[Data about app and page elements]
>>>
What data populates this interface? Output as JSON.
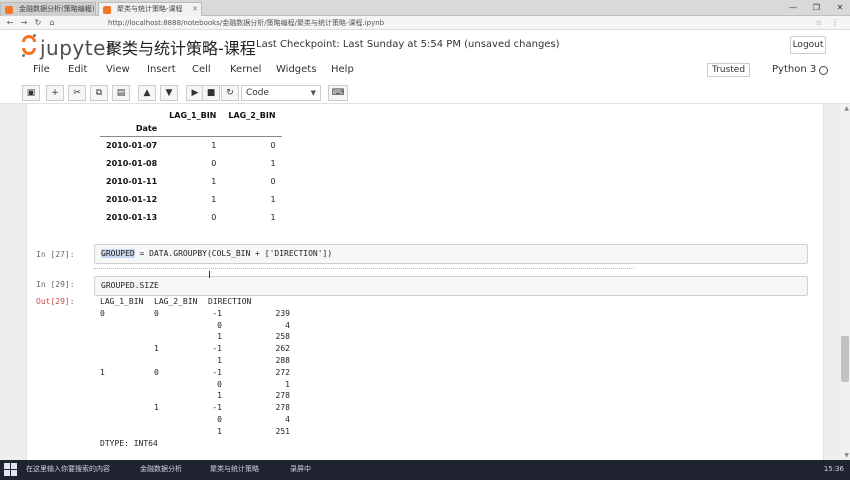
{
  "browser": {
    "tabs": [
      {
        "label": "金融数据分析(策略编程)(策略)",
        "active": false
      },
      {
        "label": "聚类与统计策略-课程",
        "active": true
      }
    ],
    "url": "http://localhost:8888/notebooks/金融数据分析/策略编程/聚类与统计策略-课程.ipynb",
    "window_controls": [
      "—",
      "❐",
      "✕"
    ]
  },
  "header": {
    "logo_text": "jupyter",
    "notebook_title": "聚类与统计策略-课程",
    "checkpoint": "Last Checkpoint: Last Sunday at 5:54 PM (unsaved changes)",
    "logout": "Logout"
  },
  "menu": {
    "items": [
      "File",
      "Edit",
      "View",
      "Insert",
      "Cell",
      "Kernel",
      "Widgets",
      "Help"
    ],
    "trusted": "Trusted",
    "kernel": "Python 3"
  },
  "toolbar": {
    "cell_type": "Code",
    "icons": [
      "save-icon",
      "plus-icon",
      "cut-icon",
      "copy-icon",
      "paste-icon",
      "arrow-up-icon",
      "arrow-down-icon",
      "run-icon",
      "stop-icon",
      "restart-icon",
      "keyboard-icon"
    ]
  },
  "dataframe": {
    "columns": [
      "LAG_1_BIN",
      "LAG_2_BIN"
    ],
    "index_name": "Date",
    "rows": [
      {
        "date": "2010-01-07",
        "lag1": "1",
        "lag2": "0"
      },
      {
        "date": "2010-01-08",
        "lag1": "0",
        "lag2": "1"
      },
      {
        "date": "2010-01-11",
        "lag1": "1",
        "lag2": "0"
      },
      {
        "date": "2010-01-12",
        "lag1": "1",
        "lag2": "1"
      },
      {
        "date": "2010-01-13",
        "lag1": "0",
        "lag2": "1"
      }
    ]
  },
  "cells": [
    {
      "prompt": "In [27]:",
      "code_hl": "GROUPED",
      "code_rest": " = DATA.GROUPBY(COLS_BIN + ['DIRECTION'])"
    },
    {
      "prompt": "In [29]:",
      "code": "GROUPED.SIZE"
    }
  ],
  "output": {
    "prompt": "Out[29]:",
    "header": [
      "LAG_1_BIN",
      "LAG_2_BIN",
      "DIRECTION",
      ""
    ],
    "rows": [
      [
        "0",
        "0",
        "-1",
        "239"
      ],
      [
        "",
        "",
        "0",
        "4"
      ],
      [
        "",
        "",
        "1",
        "258"
      ],
      [
        "",
        "1",
        "-1",
        "262"
      ],
      [
        "",
        "",
        "1",
        "288"
      ],
      [
        "1",
        "0",
        "-1",
        "272"
      ],
      [
        "",
        "",
        "0",
        "1"
      ],
      [
        "",
        "",
        "1",
        "278"
      ],
      [
        "",
        "1",
        "-1",
        "278"
      ],
      [
        "",
        "",
        "0",
        "4"
      ],
      [
        "",
        "",
        "1",
        "251"
      ]
    ],
    "dtype": "DTYPE: INT64"
  },
  "taskbar": {
    "items": [
      "在这里输入你要搜索的内容",
      "金融数据分析",
      "聚类与统计策略",
      "录屏中"
    ],
    "tray": "15:36"
  }
}
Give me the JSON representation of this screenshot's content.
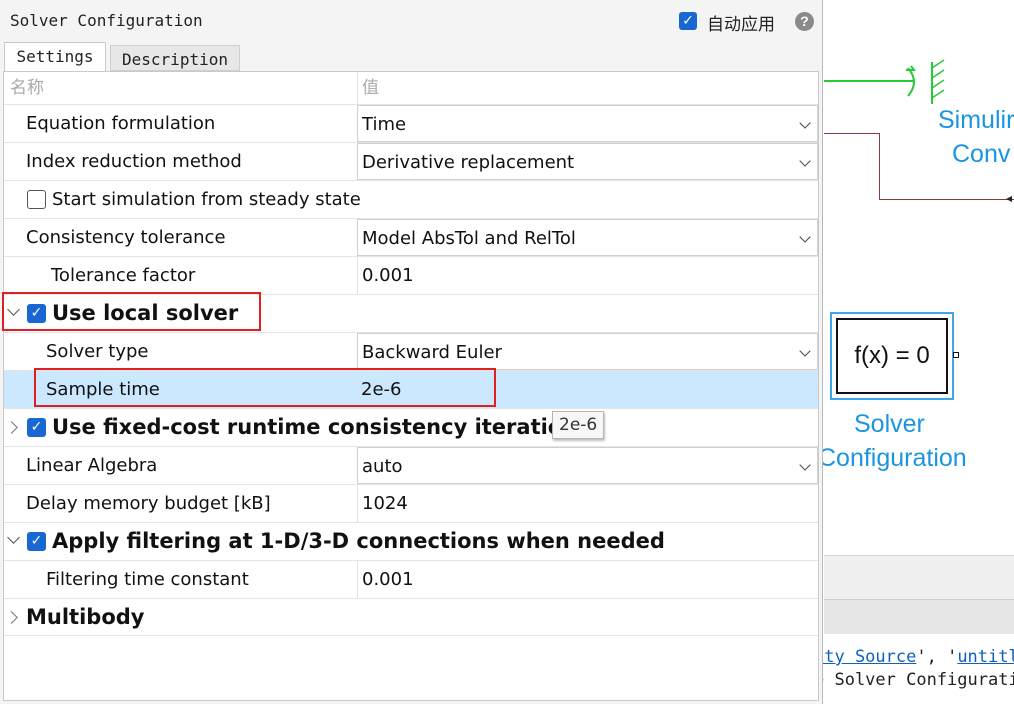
{
  "dialog": {
    "title": "Solver Configuration",
    "auto_apply_label": "自动应用",
    "auto_apply_checked": true,
    "help_icon": "?",
    "tabs": [
      {
        "label": "Settings",
        "active": true
      },
      {
        "label": "Description",
        "active": false
      }
    ],
    "table": {
      "header_name": "名称",
      "header_value": "值",
      "rows": [
        {
          "name": "Equation formulation",
          "value": "Time"
        },
        {
          "name": "Index reduction method",
          "value": "Derivative replacement"
        },
        {
          "name": "Start simulation from steady state",
          "checked": false
        },
        {
          "name": "Consistency tolerance",
          "value": "Model AbsTol and RelTol"
        },
        {
          "name": "Tolerance factor",
          "value": "0.001"
        },
        {
          "name": "Use local solver",
          "checked": true,
          "expanded": true
        },
        {
          "name": "Solver type",
          "value": "Backward Euler"
        },
        {
          "name": "Sample time",
          "value": "2e-6",
          "selected": true
        },
        {
          "name": "Use fixed-cost runtime consistency iterations",
          "checked": true,
          "expanded": false
        },
        {
          "name": "Linear Algebra",
          "value": "auto"
        },
        {
          "name": "Delay memory budget [kB]",
          "value": "1024"
        },
        {
          "name": "Apply filtering at 1-D/3-D connections when needed",
          "checked": true,
          "expanded": true
        },
        {
          "name": "Filtering time constant",
          "value": "0.001"
        },
        {
          "name": "Multibody",
          "expanded": false
        }
      ]
    },
    "tooltip": "2e-6"
  },
  "model": {
    "label_top_1": "Simulir",
    "label_top_2": "Conv",
    "solver_block_text": "f(x) = 0",
    "solver_label_1": "Solver",
    "solver_label_2": "Configuration",
    "command_line_1_link1": "ity Source",
    "command_line_1_sep": "', '",
    "command_line_1_link2": "untitl",
    "command_line_2": "e Solver Configurati"
  },
  "colors": {
    "accent": "#1867d2",
    "selected_row": "#cce8ff",
    "highlight_box": "#e02020",
    "model_label": "#1a96e0"
  }
}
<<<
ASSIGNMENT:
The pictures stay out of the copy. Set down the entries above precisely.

EXERCISE OUTPUT:
What data populates this interface? Output as JSON.
{
  "browser": {
    "tabs": [
      {
        "label": "金融数据分析(策略编程)(策略)",
        "active": false
      },
      {
        "label": "聚类与统计策略-课程",
        "active": true
      }
    ],
    "url": "http://localhost:8888/notebooks/金融数据分析/策略编程/聚类与统计策略-课程.ipynb",
    "window_controls": [
      "—",
      "❐",
      "✕"
    ]
  },
  "header": {
    "logo_text": "jupyter",
    "notebook_title": "聚类与统计策略-课程",
    "checkpoint": "Last Checkpoint: Last Sunday at 5:54 PM (unsaved changes)",
    "logout": "Logout"
  },
  "menu": {
    "items": [
      "File",
      "Edit",
      "View",
      "Insert",
      "Cell",
      "Kernel",
      "Widgets",
      "Help"
    ],
    "trusted": "Trusted",
    "kernel": "Python 3"
  },
  "toolbar": {
    "cell_type": "Code",
    "icons": [
      "save-icon",
      "plus-icon",
      "cut-icon",
      "copy-icon",
      "paste-icon",
      "arrow-up-icon",
      "arrow-down-icon",
      "run-icon",
      "stop-icon",
      "restart-icon",
      "keyboard-icon"
    ]
  },
  "dataframe": {
    "columns": [
      "LAG_1_BIN",
      "LAG_2_BIN"
    ],
    "index_name": "Date",
    "rows": [
      {
        "date": "2010-01-07",
        "lag1": "1",
        "lag2": "0"
      },
      {
        "date": "2010-01-08",
        "lag1": "0",
        "lag2": "1"
      },
      {
        "date": "2010-01-11",
        "lag1": "1",
        "lag2": "0"
      },
      {
        "date": "2010-01-12",
        "lag1": "1",
        "lag2": "1"
      },
      {
        "date": "2010-01-13",
        "lag1": "0",
        "lag2": "1"
      }
    ]
  },
  "cells": [
    {
      "prompt": "In [27]:",
      "code_hl": "GROUPED",
      "code_rest": " = DATA.GROUPBY(COLS_BIN + ['DIRECTION'])"
    },
    {
      "prompt": "In [29]:",
      "code": "GROUPED.SIZE"
    }
  ],
  "output": {
    "prompt": "Out[29]:",
    "header": [
      "LAG_1_BIN",
      "LAG_2_BIN",
      "DIRECTION",
      ""
    ],
    "rows": [
      [
        "0",
        "0",
        "-1",
        "239"
      ],
      [
        "",
        "",
        "0",
        "4"
      ],
      [
        "",
        "",
        "1",
        "258"
      ],
      [
        "",
        "1",
        "-1",
        "262"
      ],
      [
        "",
        "",
        "1",
        "288"
      ],
      [
        "1",
        "0",
        "-1",
        "272"
      ],
      [
        "",
        "",
        "0",
        "1"
      ],
      [
        "",
        "",
        "1",
        "278"
      ],
      [
        "",
        "1",
        "-1",
        "278"
      ],
      [
        "",
        "",
        "0",
        "4"
      ],
      [
        "",
        "",
        "1",
        "251"
      ]
    ],
    "dtype": "DTYPE: INT64"
  },
  "taskbar": {
    "items": [
      "在这里输入你要搜索的内容",
      "金融数据分析",
      "聚类与统计策略",
      "录屏中"
    ],
    "tray": "15:36"
  }
}
Give me the JSON representation of this screenshot's content.
{
  "dialog": {
    "title": "Solver Configuration",
    "auto_apply_label": "自动应用",
    "auto_apply_checked": true,
    "help_icon": "?",
    "tabs": [
      {
        "label": "Settings",
        "active": true
      },
      {
        "label": "Description",
        "active": false
      }
    ],
    "table": {
      "header_name": "名称",
      "header_value": "值",
      "rows": [
        {
          "name": "Equation formulation",
          "value": "Time"
        },
        {
          "name": "Index reduction method",
          "value": "Derivative replacement"
        },
        {
          "name": "Start simulation from steady state",
          "checked": false
        },
        {
          "name": "Consistency tolerance",
          "value": "Model AbsTol and RelTol"
        },
        {
          "name": "Tolerance factor",
          "value": "0.001"
        },
        {
          "name": "Use local solver",
          "checked": true,
          "expanded": true
        },
        {
          "name": "Solver type",
          "value": "Backward Euler"
        },
        {
          "name": "Sample time",
          "value": "2e-6",
          "selected": true
        },
        {
          "name": "Use fixed-cost runtime consistency iterations",
          "checked": true,
          "expanded": false
        },
        {
          "name": "Linear Algebra",
          "value": "auto"
        },
        {
          "name": "Delay memory budget [kB]",
          "value": "1024"
        },
        {
          "name": "Apply filtering at 1-D/3-D connections when needed",
          "checked": true,
          "expanded": true
        },
        {
          "name": "Filtering time constant",
          "value": "0.001"
        },
        {
          "name": "Multibody",
          "expanded": false
        }
      ]
    },
    "tooltip": "2e-6"
  },
  "model": {
    "label_top_1": "Simulir",
    "label_top_2": "Conv",
    "solver_block_text": "f(x) = 0",
    "solver_label_1": "Solver",
    "solver_label_2": "Configuration",
    "command_line_1_link1": "ity Source",
    "command_line_1_sep": "', '",
    "command_line_1_link2": "untitl",
    "command_line_2": "e Solver Configurati"
  },
  "colors": {
    "accent": "#1867d2",
    "selected_row": "#cce8ff",
    "highlight_box": "#e02020",
    "model_label": "#1a96e0"
  }
}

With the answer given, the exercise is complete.